WHAT YOU HAVE TO DO
Your task is to find every line of the data that holds the string "JSON" and copy it.

Excerpts from an interface dataset:
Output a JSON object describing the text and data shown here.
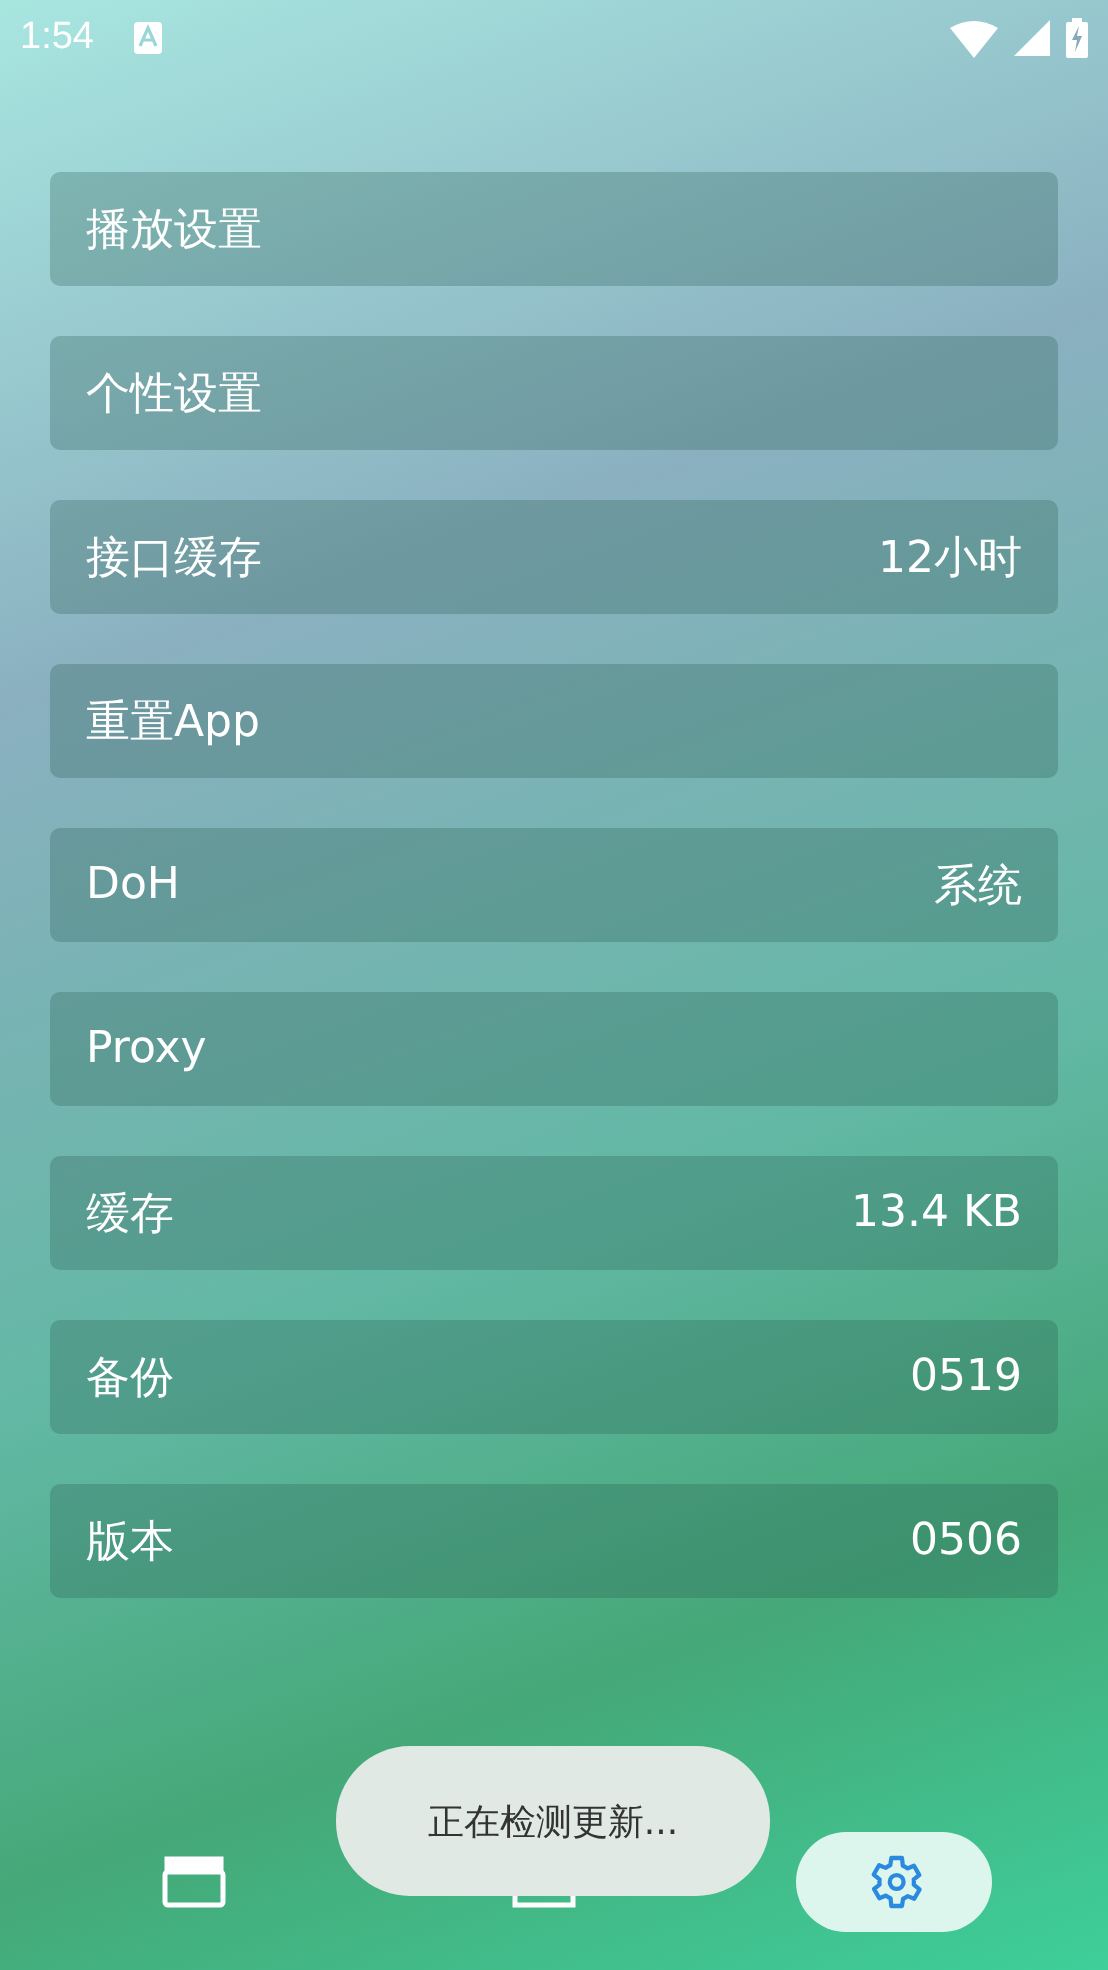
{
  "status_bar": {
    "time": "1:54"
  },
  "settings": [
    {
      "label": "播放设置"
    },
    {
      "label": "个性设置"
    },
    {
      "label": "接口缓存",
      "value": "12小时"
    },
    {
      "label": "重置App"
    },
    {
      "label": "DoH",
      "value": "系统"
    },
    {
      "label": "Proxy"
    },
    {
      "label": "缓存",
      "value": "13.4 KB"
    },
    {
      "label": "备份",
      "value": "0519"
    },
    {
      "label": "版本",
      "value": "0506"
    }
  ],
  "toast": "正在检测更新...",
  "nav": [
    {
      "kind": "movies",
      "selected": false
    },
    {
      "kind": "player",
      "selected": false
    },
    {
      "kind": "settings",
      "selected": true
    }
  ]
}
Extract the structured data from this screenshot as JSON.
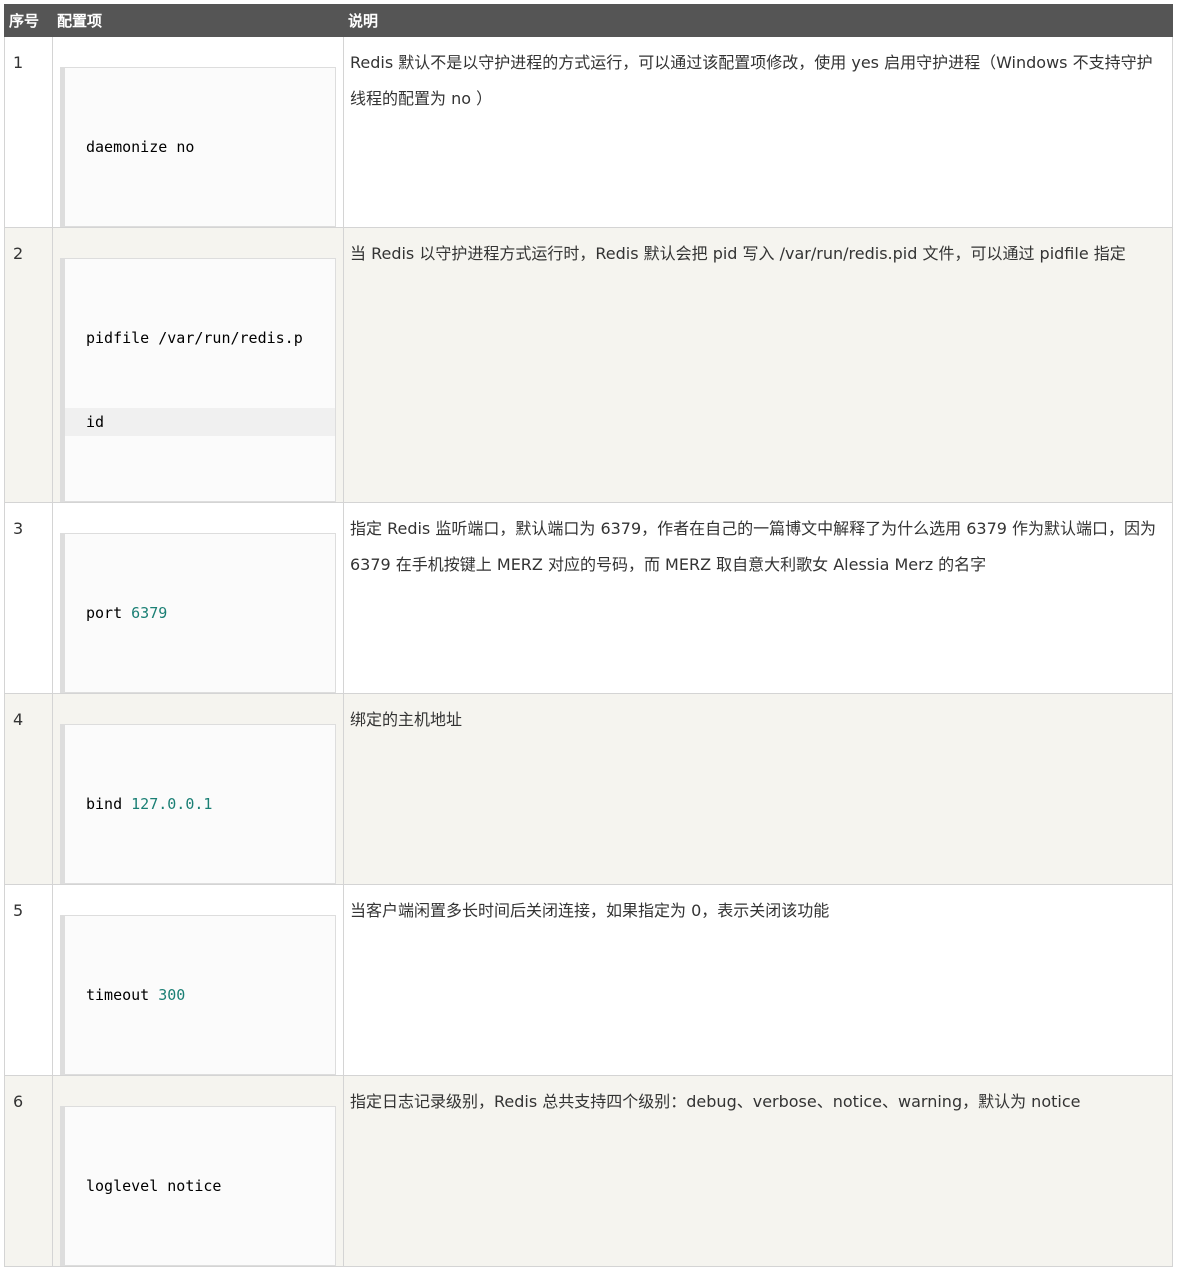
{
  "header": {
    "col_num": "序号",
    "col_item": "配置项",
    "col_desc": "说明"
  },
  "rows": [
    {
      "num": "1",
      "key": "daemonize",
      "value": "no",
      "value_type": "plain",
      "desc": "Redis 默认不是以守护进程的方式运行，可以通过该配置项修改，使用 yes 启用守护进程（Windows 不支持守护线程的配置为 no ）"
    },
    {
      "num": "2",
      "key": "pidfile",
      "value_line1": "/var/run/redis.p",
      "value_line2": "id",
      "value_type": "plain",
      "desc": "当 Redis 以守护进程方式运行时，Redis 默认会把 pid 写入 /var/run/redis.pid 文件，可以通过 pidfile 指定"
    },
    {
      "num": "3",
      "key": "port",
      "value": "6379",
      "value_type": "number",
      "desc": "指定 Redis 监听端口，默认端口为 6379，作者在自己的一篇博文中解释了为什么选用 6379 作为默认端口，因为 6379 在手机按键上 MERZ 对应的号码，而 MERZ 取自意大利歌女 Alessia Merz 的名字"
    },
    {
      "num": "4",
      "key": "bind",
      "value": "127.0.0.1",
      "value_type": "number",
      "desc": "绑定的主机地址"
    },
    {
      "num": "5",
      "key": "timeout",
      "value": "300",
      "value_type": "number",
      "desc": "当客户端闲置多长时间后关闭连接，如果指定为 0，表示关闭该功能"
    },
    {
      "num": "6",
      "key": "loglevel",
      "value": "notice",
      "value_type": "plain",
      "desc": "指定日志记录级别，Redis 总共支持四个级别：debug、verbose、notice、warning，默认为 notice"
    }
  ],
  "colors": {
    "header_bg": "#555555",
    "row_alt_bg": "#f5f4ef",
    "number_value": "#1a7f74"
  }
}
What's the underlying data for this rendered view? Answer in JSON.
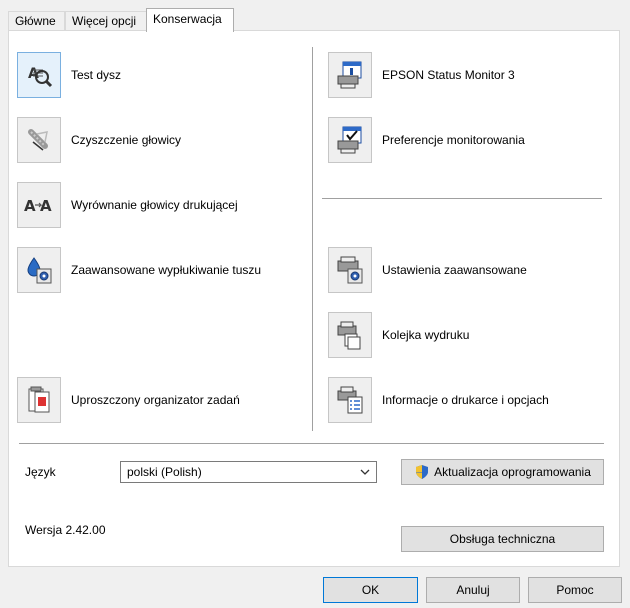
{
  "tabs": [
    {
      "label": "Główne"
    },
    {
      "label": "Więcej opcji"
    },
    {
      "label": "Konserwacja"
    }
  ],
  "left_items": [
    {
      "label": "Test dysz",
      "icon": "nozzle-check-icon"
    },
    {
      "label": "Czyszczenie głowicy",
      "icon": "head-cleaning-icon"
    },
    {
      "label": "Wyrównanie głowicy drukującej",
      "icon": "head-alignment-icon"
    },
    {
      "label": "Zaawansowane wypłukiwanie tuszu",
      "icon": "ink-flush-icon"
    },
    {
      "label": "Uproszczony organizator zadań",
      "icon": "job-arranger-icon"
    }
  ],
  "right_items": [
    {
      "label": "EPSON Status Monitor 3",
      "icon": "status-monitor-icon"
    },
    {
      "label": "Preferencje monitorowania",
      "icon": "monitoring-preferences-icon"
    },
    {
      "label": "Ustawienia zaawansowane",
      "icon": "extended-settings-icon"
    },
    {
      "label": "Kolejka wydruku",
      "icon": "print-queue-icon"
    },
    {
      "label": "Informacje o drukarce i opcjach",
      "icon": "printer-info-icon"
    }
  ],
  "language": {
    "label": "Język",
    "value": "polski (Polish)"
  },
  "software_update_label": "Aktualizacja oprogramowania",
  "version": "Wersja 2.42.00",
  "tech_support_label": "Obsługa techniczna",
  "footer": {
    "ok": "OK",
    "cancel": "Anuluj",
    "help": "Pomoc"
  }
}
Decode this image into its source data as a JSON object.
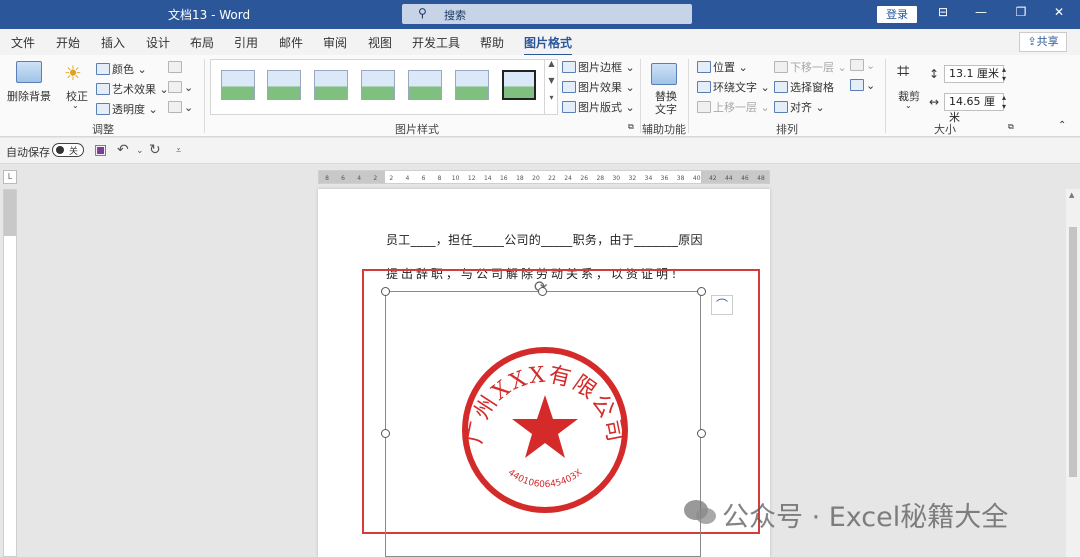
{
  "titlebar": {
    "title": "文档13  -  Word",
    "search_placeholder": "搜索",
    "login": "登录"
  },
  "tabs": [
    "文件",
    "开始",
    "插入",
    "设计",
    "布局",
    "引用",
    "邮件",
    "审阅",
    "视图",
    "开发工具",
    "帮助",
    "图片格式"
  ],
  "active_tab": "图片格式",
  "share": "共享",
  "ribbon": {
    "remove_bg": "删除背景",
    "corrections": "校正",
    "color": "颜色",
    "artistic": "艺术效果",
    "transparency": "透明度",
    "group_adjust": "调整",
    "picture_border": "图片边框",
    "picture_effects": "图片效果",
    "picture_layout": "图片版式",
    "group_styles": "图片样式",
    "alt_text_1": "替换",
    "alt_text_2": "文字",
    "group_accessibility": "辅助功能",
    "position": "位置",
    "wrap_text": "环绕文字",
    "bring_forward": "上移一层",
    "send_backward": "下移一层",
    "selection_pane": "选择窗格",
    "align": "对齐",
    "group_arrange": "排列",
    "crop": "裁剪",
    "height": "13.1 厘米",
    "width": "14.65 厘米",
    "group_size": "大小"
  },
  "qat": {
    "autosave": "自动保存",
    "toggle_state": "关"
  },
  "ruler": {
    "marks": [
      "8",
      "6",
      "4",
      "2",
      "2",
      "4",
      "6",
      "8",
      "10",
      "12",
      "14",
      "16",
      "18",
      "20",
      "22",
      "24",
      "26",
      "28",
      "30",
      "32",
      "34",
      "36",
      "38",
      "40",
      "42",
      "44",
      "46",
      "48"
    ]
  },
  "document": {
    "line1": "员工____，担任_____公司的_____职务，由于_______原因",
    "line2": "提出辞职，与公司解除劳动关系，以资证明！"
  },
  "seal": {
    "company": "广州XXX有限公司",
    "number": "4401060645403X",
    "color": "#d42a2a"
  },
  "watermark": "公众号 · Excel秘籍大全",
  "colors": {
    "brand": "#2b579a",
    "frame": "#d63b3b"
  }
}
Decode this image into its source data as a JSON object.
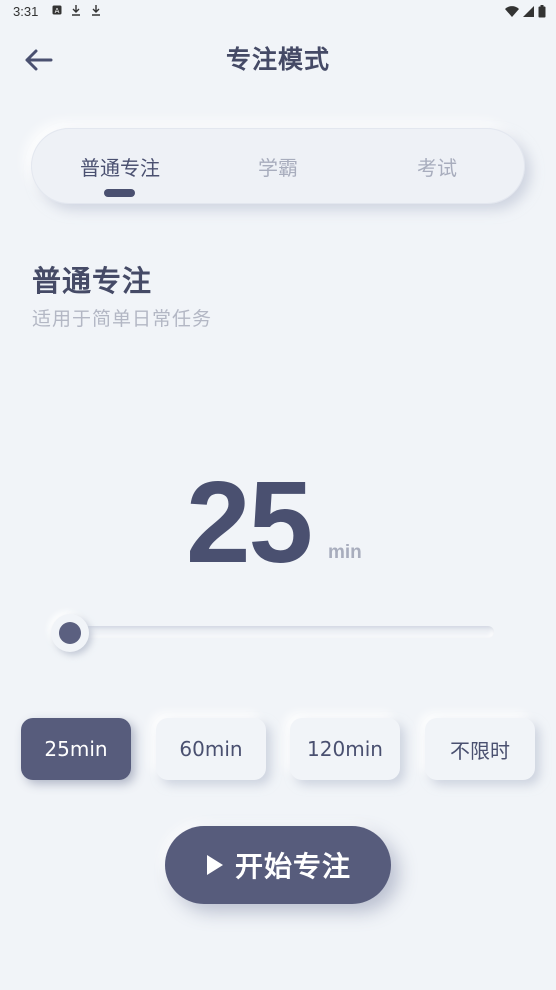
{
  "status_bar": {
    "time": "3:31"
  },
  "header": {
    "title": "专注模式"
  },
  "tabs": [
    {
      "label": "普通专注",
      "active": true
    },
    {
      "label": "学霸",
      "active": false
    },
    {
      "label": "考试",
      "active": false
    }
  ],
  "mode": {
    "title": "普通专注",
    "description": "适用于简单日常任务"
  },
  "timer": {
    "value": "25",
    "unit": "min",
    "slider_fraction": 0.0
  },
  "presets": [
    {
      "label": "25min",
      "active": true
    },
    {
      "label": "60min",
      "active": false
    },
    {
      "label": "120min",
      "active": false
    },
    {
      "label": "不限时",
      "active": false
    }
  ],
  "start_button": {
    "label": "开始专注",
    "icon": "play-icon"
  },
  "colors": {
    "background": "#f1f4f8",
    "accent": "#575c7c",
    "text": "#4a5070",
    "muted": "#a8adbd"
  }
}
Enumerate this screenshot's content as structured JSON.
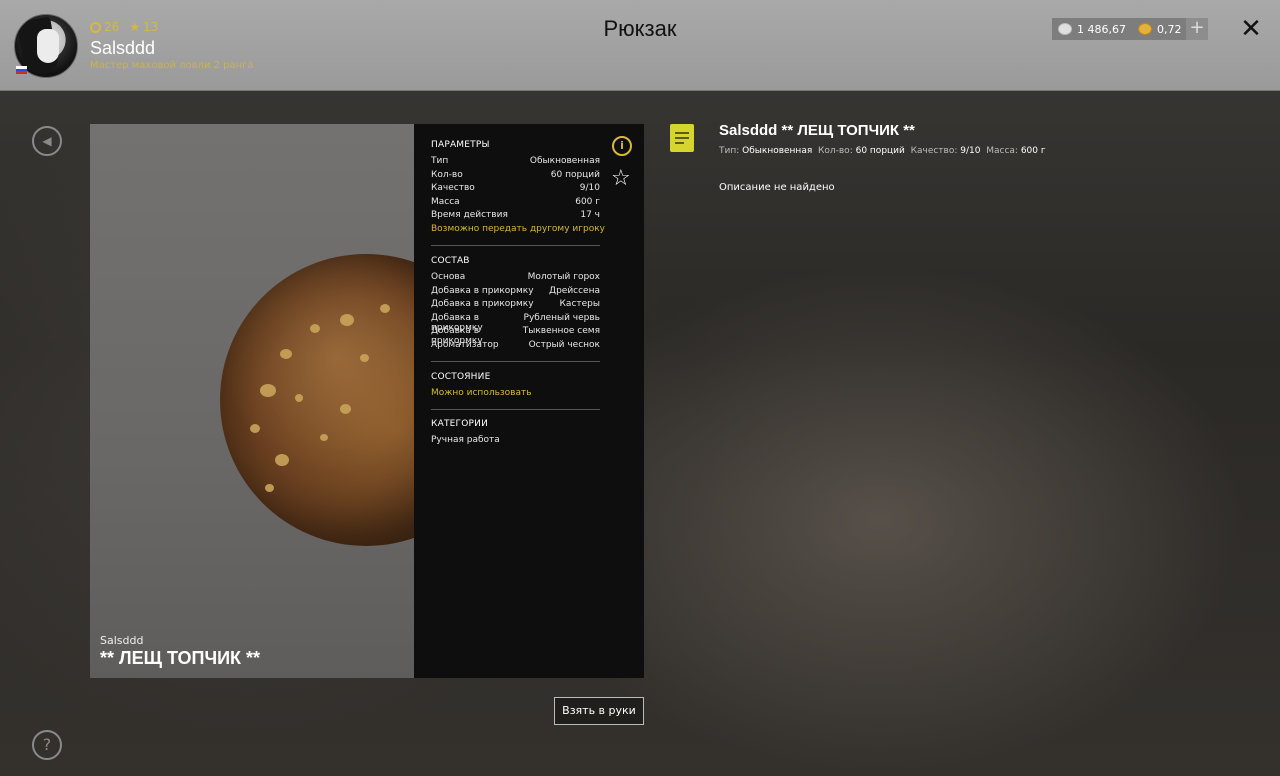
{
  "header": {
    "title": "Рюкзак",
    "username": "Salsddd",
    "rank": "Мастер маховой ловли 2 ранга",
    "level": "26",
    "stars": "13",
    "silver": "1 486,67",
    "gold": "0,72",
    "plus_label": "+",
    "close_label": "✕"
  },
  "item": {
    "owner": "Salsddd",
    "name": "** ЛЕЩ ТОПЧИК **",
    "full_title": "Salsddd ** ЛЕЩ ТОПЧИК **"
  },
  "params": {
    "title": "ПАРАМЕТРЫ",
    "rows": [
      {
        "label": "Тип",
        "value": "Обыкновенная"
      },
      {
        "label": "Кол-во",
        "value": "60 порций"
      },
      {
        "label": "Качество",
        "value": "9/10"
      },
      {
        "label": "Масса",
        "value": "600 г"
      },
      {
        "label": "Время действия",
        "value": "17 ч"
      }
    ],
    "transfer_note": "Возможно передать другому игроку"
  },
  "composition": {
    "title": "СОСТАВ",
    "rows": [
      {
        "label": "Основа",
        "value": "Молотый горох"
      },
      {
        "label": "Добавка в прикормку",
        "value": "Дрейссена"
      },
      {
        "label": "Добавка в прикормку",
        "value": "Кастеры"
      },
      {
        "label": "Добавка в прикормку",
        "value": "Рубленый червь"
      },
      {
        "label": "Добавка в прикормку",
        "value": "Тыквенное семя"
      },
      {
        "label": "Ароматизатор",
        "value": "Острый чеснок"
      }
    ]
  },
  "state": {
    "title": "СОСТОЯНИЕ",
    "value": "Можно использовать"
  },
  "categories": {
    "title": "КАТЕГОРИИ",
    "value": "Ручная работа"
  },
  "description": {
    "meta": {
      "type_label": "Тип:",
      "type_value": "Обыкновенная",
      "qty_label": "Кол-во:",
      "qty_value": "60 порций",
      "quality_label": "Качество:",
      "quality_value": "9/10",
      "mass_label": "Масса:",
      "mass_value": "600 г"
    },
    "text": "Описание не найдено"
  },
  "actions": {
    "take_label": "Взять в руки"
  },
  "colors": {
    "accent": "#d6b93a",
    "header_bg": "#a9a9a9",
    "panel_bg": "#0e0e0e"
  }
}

RESPONSE BOX
Output a JSON object describing the text and data shown here.
Extract the structured data from this screenshot as JSON.
What's the underlying data for this rendered view? Answer in JSON.
Decode this image into its source data as a JSON object.
Decode this image into its source data as a JSON object.
Enumerate this screenshot's content as structured JSON.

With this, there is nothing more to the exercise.